Believe me, it hurts me to advise you not to use Oxi Clean, but in this case it will only make the stains worse.
It will deepen the orange stain and possibly set them in permanently. The chemical reaction between avobenzone and bleach or sodium perchlorate (ie: Oxi Clean) are not friendly, so it only makes the orange reaction appear worse.
Try ONE of the following products. Trying more than one at the time can be dangerous due to fumes.
→ The Works Tub & Shower Cleaner: As you can see from its online ad, it touts that it rids the shower of “stubborn rust stains and mineral deposits.” It will do the same for your clothes. Spray a small amount onto the stain and gently rub in with a toothbrush until the stain is saturated with the product. Leave on about 5 minutes and literally watch the stain disappear. Launder as usual with white clothes only.
→ Bar Keepers Friend OR Bon Ami in the powdered form: These products also work on rust stains and hard-water stains. Make a thin paste of the product and water and rub onto stain very gently with a toothbrush or your finger. Leave on about 5 minutes and rinse under cool, running water. If stain is still present, repeat the paste process. If it is gone, launder as usual with white clothes only.
→ Whink: Also used to remove rust and hard-water stains, this product comes in a liquid form. Lightly pour on orange stain and it should disappear in 2-5 minutes. This should only be used on white clothes! It will definitely take the color out of anything other than white. Trust me.
A few notes about sunscreen stains
I am not sure whether The Works, Bar Keepers Friend or Bon-Ami will cause colored items to fade or develop bleach-type areas after application.

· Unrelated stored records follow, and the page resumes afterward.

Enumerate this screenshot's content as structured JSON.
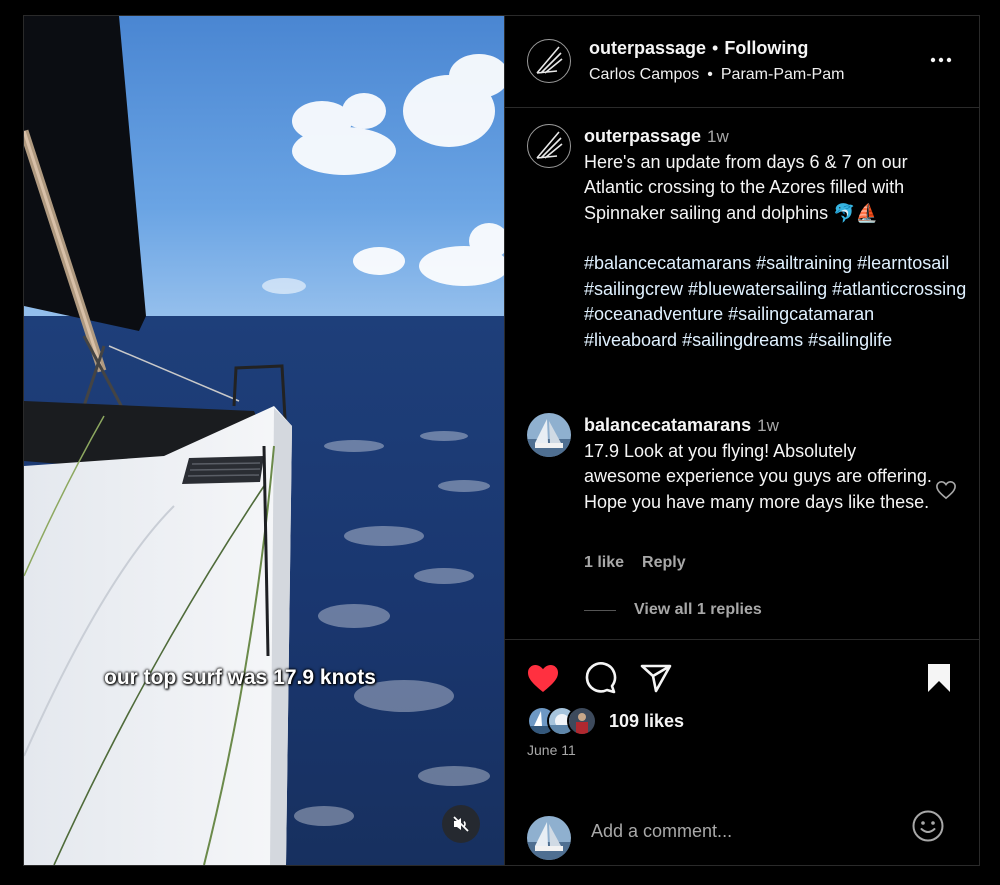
{
  "media": {
    "subtitle": "our top surf was 17.9 knots",
    "mute_icon": "speaker-muted-icon"
  },
  "header": {
    "username": "outerpassage",
    "separator": "•",
    "follow_status": "Following",
    "audio_artist": "Carlos Campos",
    "audio_track": "Param-Pam-Pam",
    "more_icon": "more-horizontal-icon"
  },
  "caption": {
    "username": "outerpassage",
    "time": "1w",
    "text": "Here's an update from days 6 & 7 on our Atlantic crossing to the Azores filled with Spinnaker sailing and dolphins 🐬⛵",
    "hashtags": "#balancecatamarans #sailtraining #learntosail #sailingcrew #bluewatersailing #atlanticcrossing #oceanadventure #sailingcatamaran #liveaboard #sailingdreams #sailinglife"
  },
  "comment": {
    "username": "balancecatamarans",
    "time": "1w",
    "text": "17.9 Look at you flying! Absolutely awesome experience you guys are offering. Hope you have many more days like these.",
    "likes": "1 like",
    "reply_label": "Reply",
    "view_replies": "View all 1 replies"
  },
  "actions": {
    "like_icon": "heart-filled-icon",
    "comment_icon": "comment-bubble-icon",
    "share_icon": "paper-plane-icon",
    "save_icon": "bookmark-filled-icon",
    "likes_count": "109 likes",
    "date": "June 11"
  },
  "add_comment": {
    "placeholder": "Add a comment...",
    "emoji_icon": "emoji-smile-icon"
  },
  "colors": {
    "background": "#000000",
    "like_red": "#ff3040",
    "secondary_text": "#a8a8a8",
    "hashtag_blue": "#e0f1ff"
  }
}
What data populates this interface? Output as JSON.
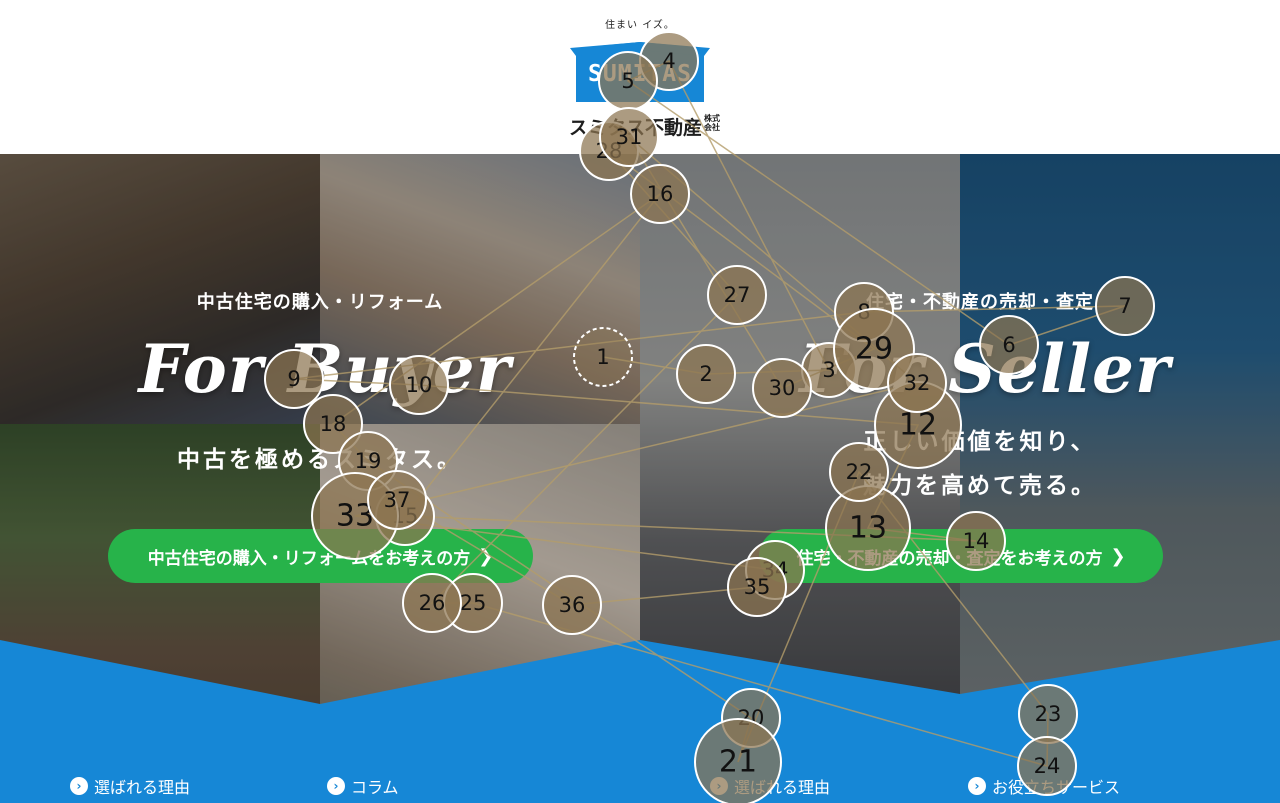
{
  "header": {
    "tagline": "住まい イズ。",
    "logo_word": "SUMITAS",
    "company_name": "スミタス不動産",
    "company_suffix_line1": "株式",
    "company_suffix_line2": "会社",
    "logo_color": "#1687d6"
  },
  "buyer": {
    "subtitle": "中古住宅の購入・リフォーム",
    "title": "For Buyer",
    "tagline": "中古を極めるスミタス。",
    "cta_label": "中古住宅の購入・リフォームをお考えの方"
  },
  "seller": {
    "subtitle": "住宅・不動産の売却・査定",
    "title": "For Seller",
    "tagline_line1": "正しい価値を知り、",
    "tagline_line2": "魅力を高めて売る。",
    "cta_label": "住宅・不動産の売却・査定をお考えの方"
  },
  "bottom_nav": [
    {
      "label": "選ばれる理由"
    },
    {
      "label": "コラム"
    },
    {
      "label": "選ばれる理由"
    },
    {
      "label": "お役立ちサービス"
    }
  ],
  "colors": {
    "cta_green": "#27b34a",
    "band_blue": "#1687d6",
    "fixation_fill": "#8c7550",
    "scanpath_line": "#b39c6a"
  },
  "gaze_fixations": [
    {
      "n": "1"
    },
    {
      "n": "2"
    },
    {
      "n": "3"
    },
    {
      "n": "4"
    },
    {
      "n": "5"
    },
    {
      "n": "6"
    },
    {
      "n": "7"
    },
    {
      "n": "8"
    },
    {
      "n": "9"
    },
    {
      "n": "10"
    },
    {
      "n": "12"
    },
    {
      "n": "13"
    },
    {
      "n": "14"
    },
    {
      "n": "15"
    },
    {
      "n": "16"
    },
    {
      "n": "18"
    },
    {
      "n": "19"
    },
    {
      "n": "20"
    },
    {
      "n": "21"
    },
    {
      "n": "22"
    },
    {
      "n": "23"
    },
    {
      "n": "24"
    },
    {
      "n": "25"
    },
    {
      "n": "26"
    },
    {
      "n": "27"
    },
    {
      "n": "28"
    },
    {
      "n": "29"
    },
    {
      "n": "30"
    },
    {
      "n": "31"
    },
    {
      "n": "32"
    },
    {
      "n": "33"
    },
    {
      "n": "34"
    },
    {
      "n": "35"
    },
    {
      "n": "36"
    },
    {
      "n": "37"
    }
  ]
}
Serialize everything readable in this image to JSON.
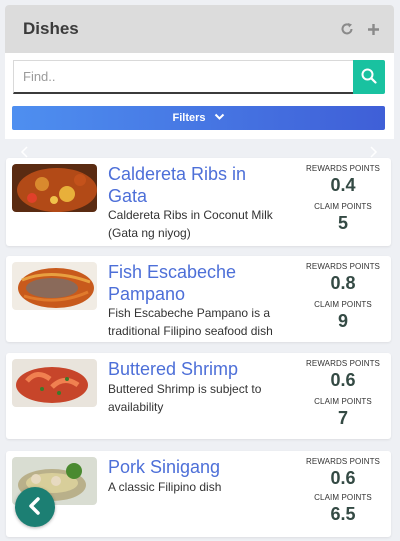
{
  "header": {
    "title": "Dishes",
    "refresh_icon": "refresh-icon",
    "add_icon": "plus-icon"
  },
  "search": {
    "placeholder": "Find..",
    "value": "",
    "button_icon": "search-icon"
  },
  "filters": {
    "label": "Filters",
    "icon": "chevron-down-icon"
  },
  "labels": {
    "rewards": "REWARDS POINTS",
    "claim": "CLAIM POINTS"
  },
  "dishes": [
    {
      "name": "Caldereta Ribs in Gata",
      "description": "Caldereta Ribs in Coconut Milk (Gata ng niyog)",
      "rewards_points": "0.4",
      "claim_points": "5"
    },
    {
      "name": "Fish Escabeche Pampano",
      "description": "Fish Escabeche Pampano is a traditional Filipino seafood dish",
      "rewards_points": "0.8",
      "claim_points": "9"
    },
    {
      "name": "Buttered Shrimp",
      "description": "Buttered Shrimp is subject to availability",
      "rewards_points": "0.6",
      "claim_points": "7"
    },
    {
      "name": "Pork Sinigang",
      "description": "A classic Filipino dish",
      "rewards_points": "0.6",
      "claim_points": "6.5"
    }
  ],
  "colors": {
    "accent": "#4d6fd8",
    "search_button": "#19c2a0",
    "back_button": "#1c7f73"
  }
}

IMPORTANT: Use these products on an inside seam first. If it doesn’t bleach it or lift the color, you are probably safe to use it on the rest of the fabric. I am quite certain that Whink will bleach colored clothes, as it has happened to me!
Also, it is important that after treating your items that you wash them only in a load with white clothes. Or you can even wash them alone if you are unsure if they will bleach other items.
Even if you rinse the item thoroughly under running water, some product will probably remain embedded in the fabric of the item.
You don’t want to ruin a whole load of clothes!
Disclaimer – As with any stain removal advice given on Mama’s Laundry Talk: Mama is not responsible for any adverse reactions caused by one’s stain removal efforts. You alone are responsible for any advice taken and the outcome on your clothes.